→ ACTIVITY
Please output every record exactly, keeping each line as it is.

→ INPUT DATA
──────

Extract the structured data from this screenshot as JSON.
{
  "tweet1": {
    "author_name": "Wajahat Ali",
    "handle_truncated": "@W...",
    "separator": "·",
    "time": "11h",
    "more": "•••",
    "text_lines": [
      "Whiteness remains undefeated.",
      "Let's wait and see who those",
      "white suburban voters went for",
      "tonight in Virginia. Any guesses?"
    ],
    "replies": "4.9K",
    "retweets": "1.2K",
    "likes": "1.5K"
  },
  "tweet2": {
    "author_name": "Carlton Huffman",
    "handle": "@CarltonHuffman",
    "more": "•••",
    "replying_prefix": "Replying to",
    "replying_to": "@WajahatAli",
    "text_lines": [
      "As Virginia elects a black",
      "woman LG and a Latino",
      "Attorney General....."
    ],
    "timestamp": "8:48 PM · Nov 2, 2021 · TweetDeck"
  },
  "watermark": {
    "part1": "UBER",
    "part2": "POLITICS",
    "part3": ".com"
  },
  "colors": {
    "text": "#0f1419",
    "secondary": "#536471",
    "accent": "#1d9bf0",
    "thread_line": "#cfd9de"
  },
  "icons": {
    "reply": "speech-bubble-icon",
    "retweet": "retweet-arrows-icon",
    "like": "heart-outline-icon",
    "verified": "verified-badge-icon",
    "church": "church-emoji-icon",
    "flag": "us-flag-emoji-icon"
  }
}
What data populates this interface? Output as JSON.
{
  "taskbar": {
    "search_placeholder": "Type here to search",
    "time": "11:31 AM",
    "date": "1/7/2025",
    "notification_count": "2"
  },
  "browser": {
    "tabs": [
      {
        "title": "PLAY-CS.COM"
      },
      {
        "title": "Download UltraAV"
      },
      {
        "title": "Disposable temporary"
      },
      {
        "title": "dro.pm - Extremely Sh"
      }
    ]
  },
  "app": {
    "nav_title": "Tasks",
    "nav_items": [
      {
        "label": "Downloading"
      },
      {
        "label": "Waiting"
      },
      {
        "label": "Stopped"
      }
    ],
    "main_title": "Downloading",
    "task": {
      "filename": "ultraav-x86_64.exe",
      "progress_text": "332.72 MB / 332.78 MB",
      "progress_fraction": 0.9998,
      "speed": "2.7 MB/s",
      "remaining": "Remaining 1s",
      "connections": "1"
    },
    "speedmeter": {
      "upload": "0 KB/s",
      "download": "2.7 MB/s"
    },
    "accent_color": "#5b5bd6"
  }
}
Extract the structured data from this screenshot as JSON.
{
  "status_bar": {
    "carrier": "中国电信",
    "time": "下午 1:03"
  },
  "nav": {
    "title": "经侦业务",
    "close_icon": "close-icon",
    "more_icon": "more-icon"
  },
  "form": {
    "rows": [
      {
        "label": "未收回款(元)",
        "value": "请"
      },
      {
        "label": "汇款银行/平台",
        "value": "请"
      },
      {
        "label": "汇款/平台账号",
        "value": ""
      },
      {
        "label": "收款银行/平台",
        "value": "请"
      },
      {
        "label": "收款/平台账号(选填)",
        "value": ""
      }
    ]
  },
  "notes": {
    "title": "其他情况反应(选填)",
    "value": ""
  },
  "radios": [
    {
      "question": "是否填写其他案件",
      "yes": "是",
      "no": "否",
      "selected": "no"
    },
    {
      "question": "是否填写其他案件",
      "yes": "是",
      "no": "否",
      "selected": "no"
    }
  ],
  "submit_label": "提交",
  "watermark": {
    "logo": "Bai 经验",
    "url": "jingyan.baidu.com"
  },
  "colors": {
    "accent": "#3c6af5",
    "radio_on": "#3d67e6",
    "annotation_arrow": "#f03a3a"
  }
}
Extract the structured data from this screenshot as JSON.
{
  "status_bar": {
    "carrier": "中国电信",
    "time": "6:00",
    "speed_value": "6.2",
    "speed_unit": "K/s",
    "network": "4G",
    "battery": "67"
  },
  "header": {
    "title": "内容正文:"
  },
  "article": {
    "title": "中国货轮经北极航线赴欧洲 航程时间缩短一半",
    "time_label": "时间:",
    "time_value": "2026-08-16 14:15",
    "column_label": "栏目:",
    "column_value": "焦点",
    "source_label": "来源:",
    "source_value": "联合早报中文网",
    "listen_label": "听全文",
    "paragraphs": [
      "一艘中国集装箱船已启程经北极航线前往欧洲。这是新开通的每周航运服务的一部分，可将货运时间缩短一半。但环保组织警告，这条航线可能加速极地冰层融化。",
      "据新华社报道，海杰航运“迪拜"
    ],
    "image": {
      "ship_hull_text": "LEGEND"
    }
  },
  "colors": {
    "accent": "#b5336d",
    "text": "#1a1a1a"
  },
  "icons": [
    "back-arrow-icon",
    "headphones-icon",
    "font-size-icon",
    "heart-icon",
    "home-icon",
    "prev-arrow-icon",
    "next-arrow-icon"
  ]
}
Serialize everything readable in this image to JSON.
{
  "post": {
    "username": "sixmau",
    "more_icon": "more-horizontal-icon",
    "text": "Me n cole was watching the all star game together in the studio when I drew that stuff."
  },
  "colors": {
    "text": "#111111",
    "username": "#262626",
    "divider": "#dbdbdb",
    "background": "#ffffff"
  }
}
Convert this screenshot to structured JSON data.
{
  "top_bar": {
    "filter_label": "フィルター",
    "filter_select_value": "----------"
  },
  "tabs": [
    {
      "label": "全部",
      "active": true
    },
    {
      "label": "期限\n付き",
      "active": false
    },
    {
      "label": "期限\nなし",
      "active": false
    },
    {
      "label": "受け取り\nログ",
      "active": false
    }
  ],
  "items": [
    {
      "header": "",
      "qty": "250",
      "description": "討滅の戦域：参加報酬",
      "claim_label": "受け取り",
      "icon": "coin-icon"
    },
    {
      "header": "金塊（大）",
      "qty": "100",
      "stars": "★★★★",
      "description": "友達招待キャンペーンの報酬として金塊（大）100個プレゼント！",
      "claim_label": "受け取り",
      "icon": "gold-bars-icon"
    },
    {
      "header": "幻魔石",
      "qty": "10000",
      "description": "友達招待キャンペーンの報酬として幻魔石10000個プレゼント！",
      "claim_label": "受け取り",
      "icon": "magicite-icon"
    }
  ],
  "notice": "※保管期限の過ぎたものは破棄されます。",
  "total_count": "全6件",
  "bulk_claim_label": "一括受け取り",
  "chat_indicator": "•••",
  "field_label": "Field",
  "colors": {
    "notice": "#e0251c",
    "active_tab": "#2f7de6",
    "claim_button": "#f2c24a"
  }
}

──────

→ RESPONSE TO THIS TASK
Extract the structured data from this screenshot as JSON.
{
  "tweet1": {
    "author_name": "Wajahat Ali",
    "handle_truncated": "@W...",
    "separator": "·",
    "time": "11h",
    "more": "•••",
    "text_lines": [
      "Whiteness remains undefeated.",
      "Let's wait and see who those",
      "white suburban voters went for",
      "tonight in Virginia. Any guesses?"
    ],
    "replies": "4.9K",
    "retweets": "1.2K",
    "likes": "1.5K"
  },
  "tweet2": {
    "author_name": "Carlton Huffman",
    "handle": "@CarltonHuffman",
    "more": "•••",
    "replying_prefix": "Replying to",
    "replying_to": "@WajahatAli",
    "text_lines": [
      "As Virginia elects a black",
      "woman LG and a Latino",
      "Attorney General....."
    ],
    "timestamp": "8:48 PM · Nov 2, 2021 · TweetDeck"
  },
  "watermark": {
    "part1": "UBER",
    "part2": "POLITICS",
    "part3": ".com"
  },
  "colors": {
    "text": "#0f1419",
    "secondary": "#536471",
    "accent": "#1d9bf0",
    "thread_line": "#cfd9de"
  },
  "icons": {
    "reply": "speech-bubble-icon",
    "retweet": "retweet-arrows-icon",
    "like": "heart-outline-icon",
    "verified": "verified-badge-icon",
    "church": "church-emoji-icon",
    "flag": "us-flag-emoji-icon"
  }
}
What data populates this interface? Output as JSON.
{
  "taskbar": {
    "search_placeholder": "Type here to search",
    "time": "11:31 AM",
    "date": "1/7/2025",
    "notification_count": "2"
  },
  "browser": {
    "tabs": [
      {
        "title": "PLAY-CS.COM"
      },
      {
        "title": "Download UltraAV"
      },
      {
        "title": "Disposable temporary"
      },
      {
        "title": "dro.pm - Extremely Sh"
      }
    ]
  },
  "app": {
    "nav_title": "Tasks",
    "nav_items": [
      {
        "label": "Downloading"
      },
      {
        "label": "Waiting"
      },
      {
        "label": "Stopped"
      }
    ],
    "main_title": "Downloading",
    "task": {
      "filename": "ultraav-x86_64.exe",
      "progress_text": "332.72 MB / 332.78 MB",
      "progress_fraction": 0.9998,
      "speed": "2.7 MB/s",
      "remaining": "Remaining 1s",
      "connections": "1"
    },
    "speedmeter": {
      "upload": "0 KB/s",
      "download": "2.7 MB/s"
    },
    "accent_color": "#5b5bd6"
  }
}
Extract the structured data from this screenshot as JSON.
{
  "status_bar": {
    "carrier": "中国电信",
    "time": "下午 1:03"
  },
  "nav": {
    "title": "经侦业务",
    "close_icon": "close-icon",
    "more_icon": "more-icon"
  },
  "form": {
    "rows": [
      {
        "label": "未收回款(元)",
        "value": "请"
      },
      {
        "label": "汇款银行/平台",
        "value": "请"
      },
      {
        "label": "汇款/平台账号",
        "value": ""
      },
      {
        "label": "收款银行/平台",
        "value": "请"
      },
      {
        "label": "收款/平台账号(选填)",
        "value": ""
      }
    ]
  },
  "notes": {
    "title": "其他情况反应(选填)",
    "value": ""
  },
  "radios": [
    {
      "question": "是否填写其他案件",
      "yes": "是",
      "no": "否",
      "selected": "no"
    },
    {
      "question": "是否填写其他案件",
      "yes": "是",
      "no": "否",
      "selected": "no"
    }
  ],
  "submit_label": "提交",
  "watermark": {
    "logo": "Bai 经验",
    "url": "jingyan.baidu.com"
  },
  "colors": {
    "accent": "#3c6af5",
    "radio_on": "#3d67e6",
    "annotation_arrow": "#f03a3a"
  }
}
Extract the structured data from this screenshot as JSON.
{
  "status_bar": {
    "carrier": "中国电信",
    "time": "6:00",
    "speed_value": "6.2",
    "speed_unit": "K/s",
    "network": "4G",
    "battery": "67"
  },
  "header": {
    "title": "内容正文:"
  },
  "article": {
    "title": "中国货轮经北极航线赴欧洲 航程时间缩短一半",
    "time_label": "时间:",
    "time_value": "2026-08-16 14:15",
    "column_label": "栏目:",
    "column_value": "焦点",
    "source_label": "来源:",
    "source_value": "联合早报中文网",
    "listen_label": "听全文",
    "paragraphs": [
      "一艘中国集装箱船已启程经北极航线前往欧洲。这是新开通的每周航运服务的一部分，可将货运时间缩短一半。但环保组织警告，这条航线可能加速极地冰层融化。",
      "据新华社报道，海杰航运“迪拜"
    ],
    "image": {
      "ship_hull_text": "LEGEND"
    }
  },
  "colors": {
    "accent": "#b5336d",
    "text": "#1a1a1a"
  },
  "icons": [
    "back-arrow-icon",
    "headphones-icon",
    "font-size-icon",
    "heart-icon",
    "home-icon",
    "prev-arrow-icon",
    "next-arrow-icon"
  ]
}
Serialize everything readable in this image to JSON.
{
  "post": {
    "username": "sixmau",
    "more_icon": "more-horizontal-icon",
    "text": "Me n cole was watching the all star game together in the studio when I drew that stuff."
  },
  "colors": {
    "text": "#111111",
    "username": "#262626",
    "divider": "#dbdbdb",
    "background": "#ffffff"
  }
}
Convert this screenshot to structured JSON data.
{
  "top_bar": {
    "filter_label": "フィルター",
    "filter_select_value": "----------"
  },
  "tabs": [
    {
      "label": "全部",
      "active": true
    },
    {
      "label": "期限\n付き",
      "active": false
    },
    {
      "label": "期限\nなし",
      "active": false
    },
    {
      "label": "受け取り\nログ",
      "active": false
    }
  ],
  "items": [
    {
      "header": "",
      "qty": "250",
      "description": "討滅の戦域：参加報酬",
      "claim_label": "受け取り",
      "icon": "coin-icon"
    },
    {
      "header": "金塊（大）",
      "qty": "100",
      "stars": "★★★★",
      "description": "友達招待キャンペーンの報酬として金塊（大）100個プレゼント！",
      "claim_label": "受け取り",
      "icon": "gold-bars-icon"
    },
    {
      "header": "幻魔石",
      "qty": "10000",
      "description": "友達招待キャンペーンの報酬として幻魔石10000個プレゼント！",
      "claim_label": "受け取り",
      "icon": "magicite-icon"
    }
  ],
  "notice": "※保管期限の過ぎたものは破棄されます。",
  "total_count": "全6件",
  "bulk_claim_label": "一括受け取り",
  "chat_indicator": "•••",
  "field_label": "Field",
  "colors": {
    "notice": "#e0251c",
    "active_tab": "#2f7de6",
    "claim_button": "#f2c24a"
  }
}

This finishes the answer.